The cameras will continue issuing violations while the council conducts its review, according to Emily Crowell, a spokesperson for the Elorza administration.
Tickets can be issued for any vehicle caught traveling at least 11 miles per hour over the posted speed limit between 6 a.m. and 8 p.m. Monday through Saturday, according to the city’s contract with Conduent State and Local Solutions Inc., the private vendor that oversees both speed cameras and red light cameras in the city. The cameras are also portable, and the city’s contract with Conduent allows for two to be moved to new locations each week.
The review will also come as state lawmakers draft changes to the law that allows for the traffic cameras, first approved in 2016. The city deployed the cameras in January. Among the state and local proposals currently on the table:

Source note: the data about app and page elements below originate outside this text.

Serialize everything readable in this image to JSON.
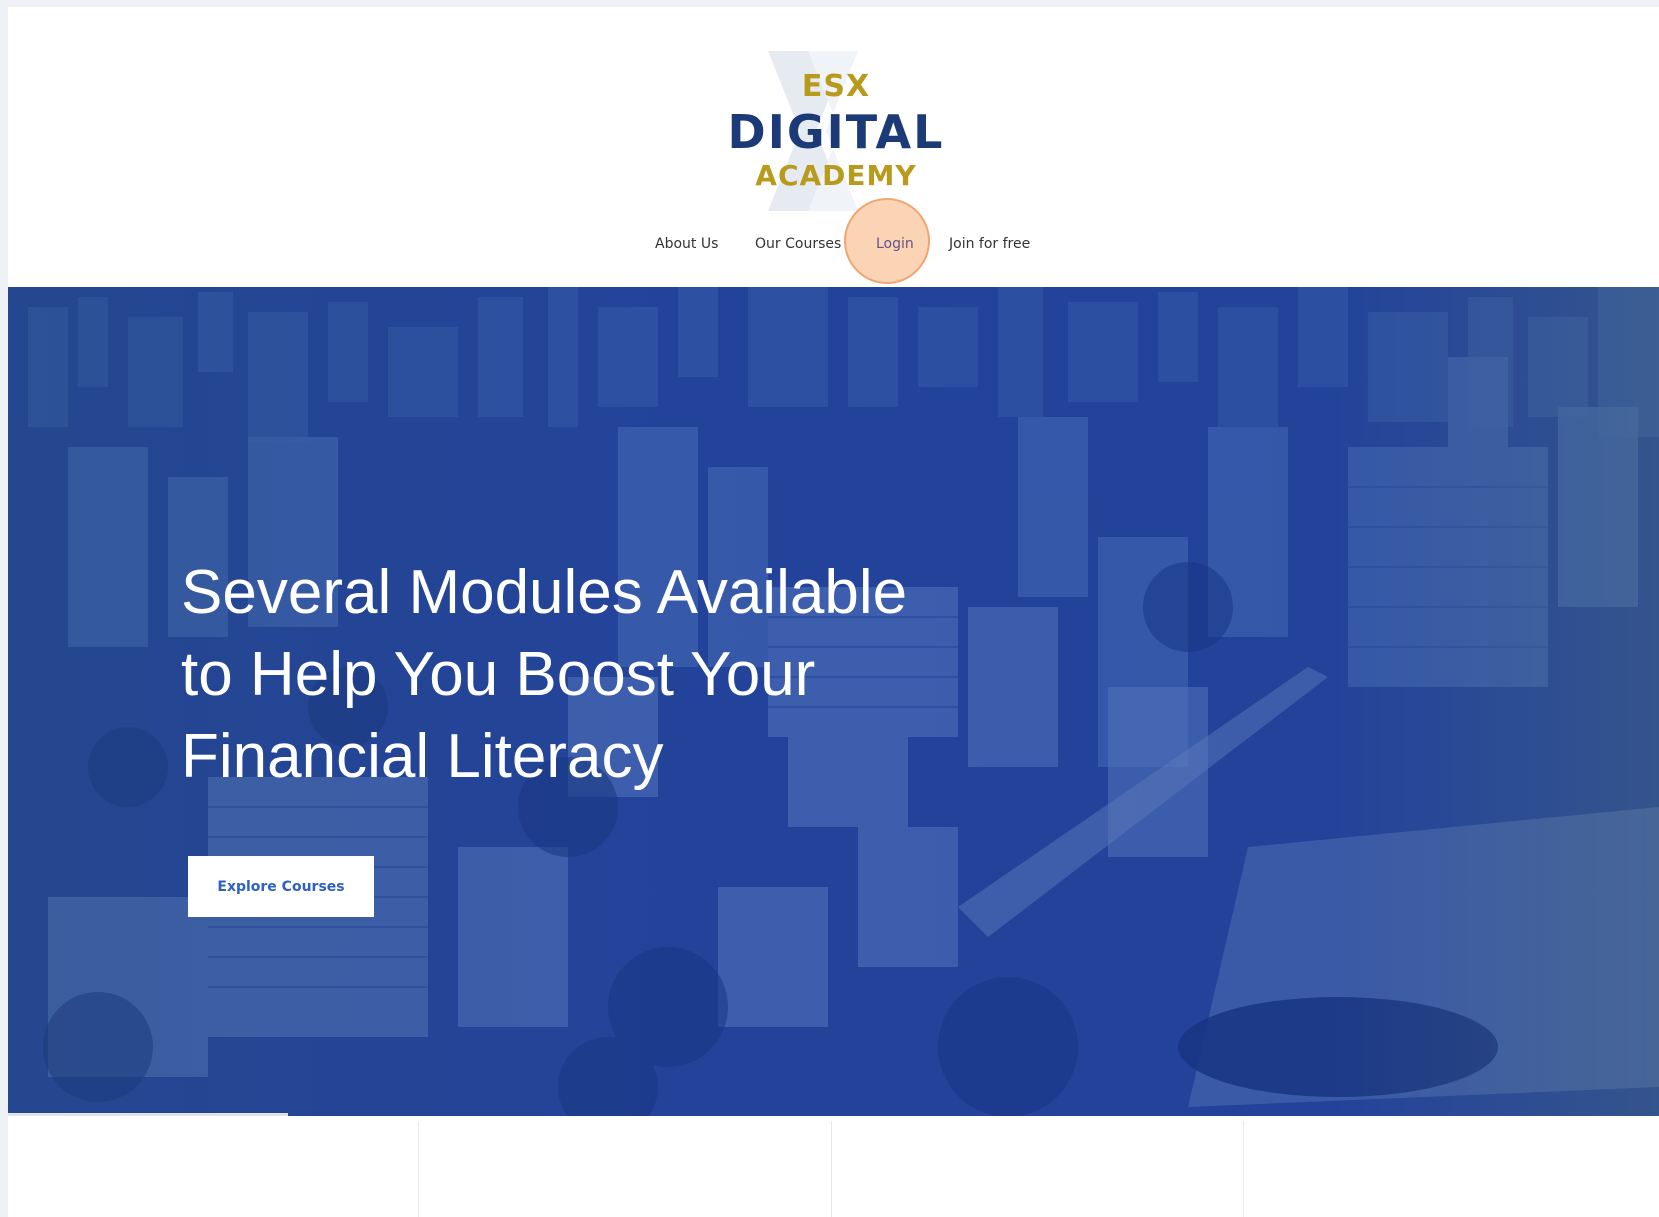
{
  "brand": {
    "logo_line1": "ESX",
    "logo_line2": "DIGITAL",
    "logo_line3": "ACADEMY",
    "colors": {
      "navy": "#1d3a78",
      "gold": "#b89a1c",
      "hero_blue": "#1f3f96"
    }
  },
  "nav": {
    "items": [
      {
        "label": "About Us"
      },
      {
        "label": "Our Courses"
      },
      {
        "label": "Login"
      },
      {
        "label": "Join for free"
      }
    ]
  },
  "hero": {
    "title_lines": [
      "Several Modules Available",
      "to Help You Boost Your",
      "Financial Literacy"
    ],
    "cta_label": "Explore Courses",
    "background": "city-skyline-photo"
  }
}
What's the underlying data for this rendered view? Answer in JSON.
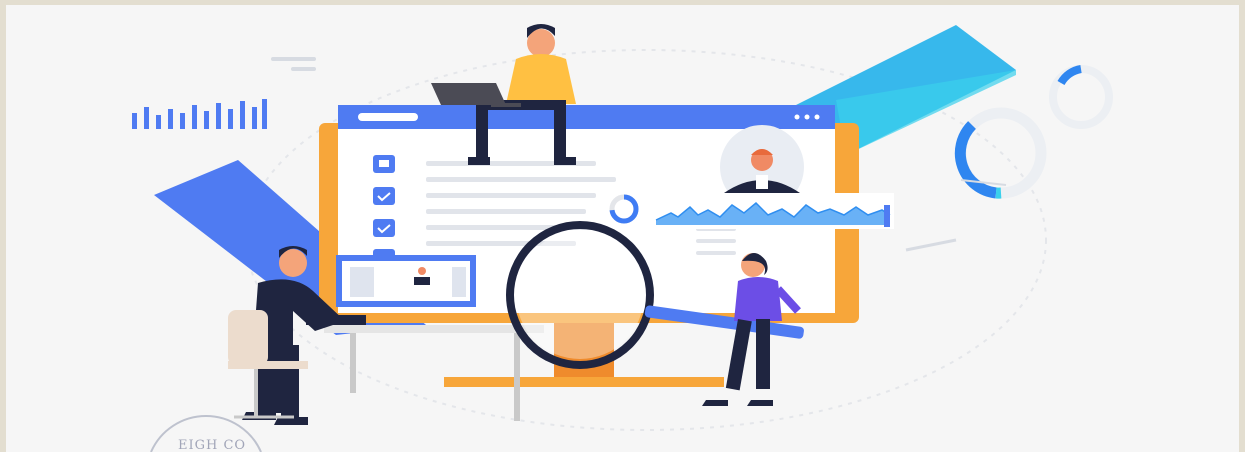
{
  "illustration": {
    "description_label": "",
    "seal_text": "EIGH CO"
  },
  "colors": {
    "background": "#f6f6f6",
    "border": "#e3ded0",
    "blue": "#3f7cf4",
    "cyan": "#35c3e8",
    "orange": "#f7a63a",
    "navy": "#1f2540",
    "purple": "#6c4ee6",
    "yellow": "#ffc042"
  },
  "icons": [
    "bar-chart-icon",
    "checkbox-icon",
    "avatar-icon",
    "magnifying-glass-icon",
    "donut-chart-icon",
    "line-chart-icon"
  ]
}
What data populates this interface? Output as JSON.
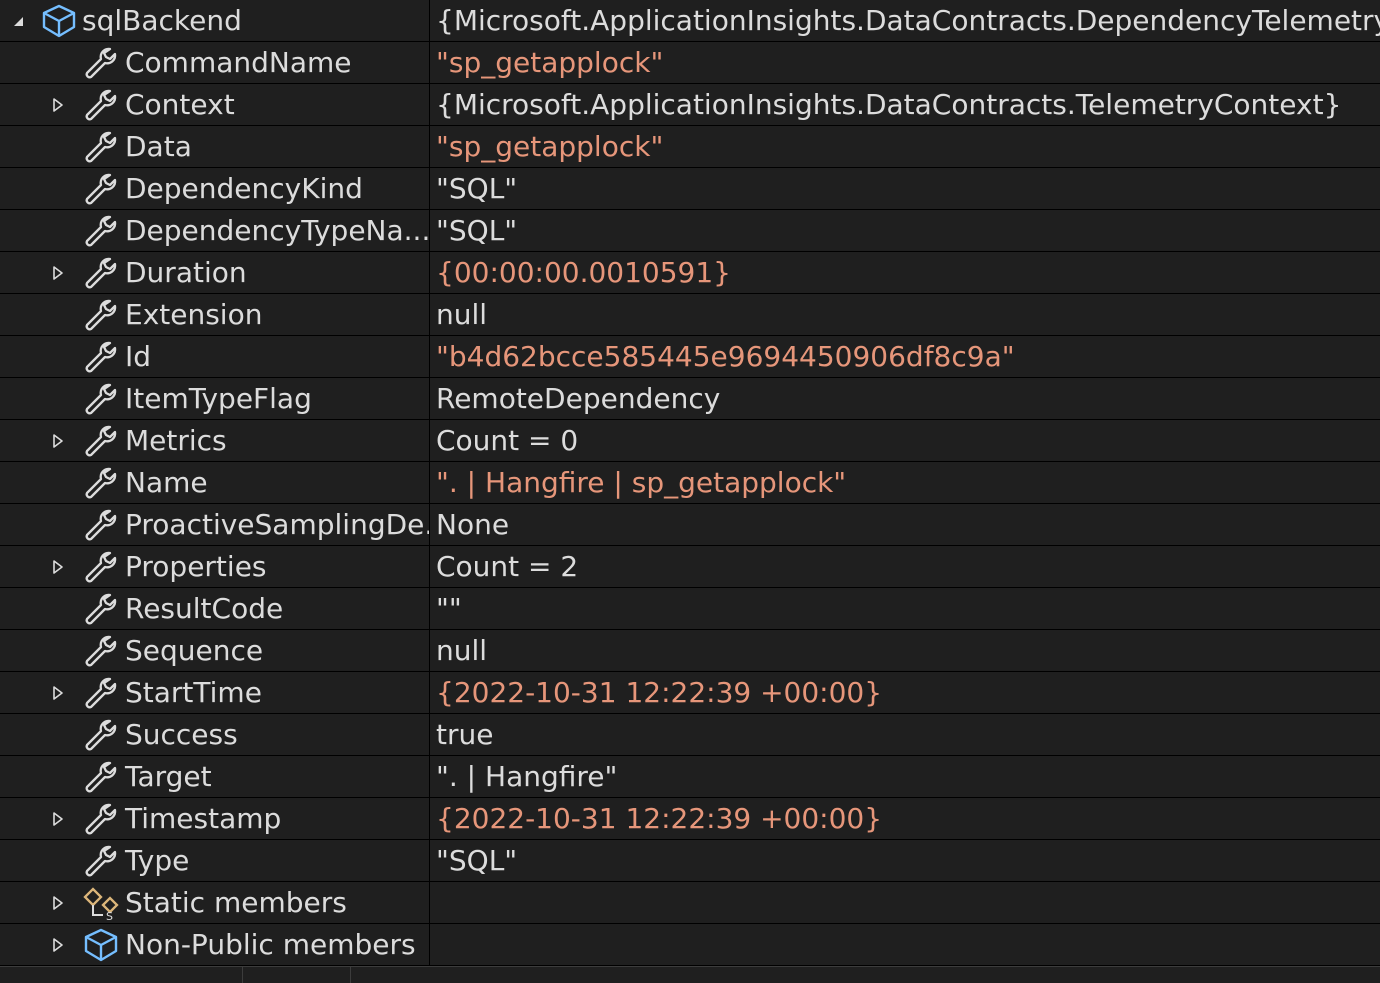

- Republican state Rep. Anthony Giarrusso wants to ban traffic cameras altogether.
- House Speaker Nicholas Mattiello wants to amend the existing legislation, possibly requiring more warnings or a reduction in the ticket amount.
- Senate President Dominick Ruggerio has said he is open to considered legislative changes, citing the large number of tickets.
- Gov. Gina Raimondo has taken no position on the cameras, but said she is confident the General Assembly can work with cities and towns if changes to the law are necessary.
- Mayor Jorge Elorza has said he is opened to reducing the fine, but that would take a change in state law.
- Councilwoman Sabina Matos and six of her colleagues have called for an education campaign on the speed cameras.
- Councilman Nicholas Narducci would like a portion of all revenue generated from the speed cameras earmarked for school safety initiatives.
It wasn’t immediately clear how long it will take to complete the council review.
“We have a responsibility to our residents and visitors that public safety measures are implemented fairly, openly and without causing unreasonable hardship,” Salvatore said.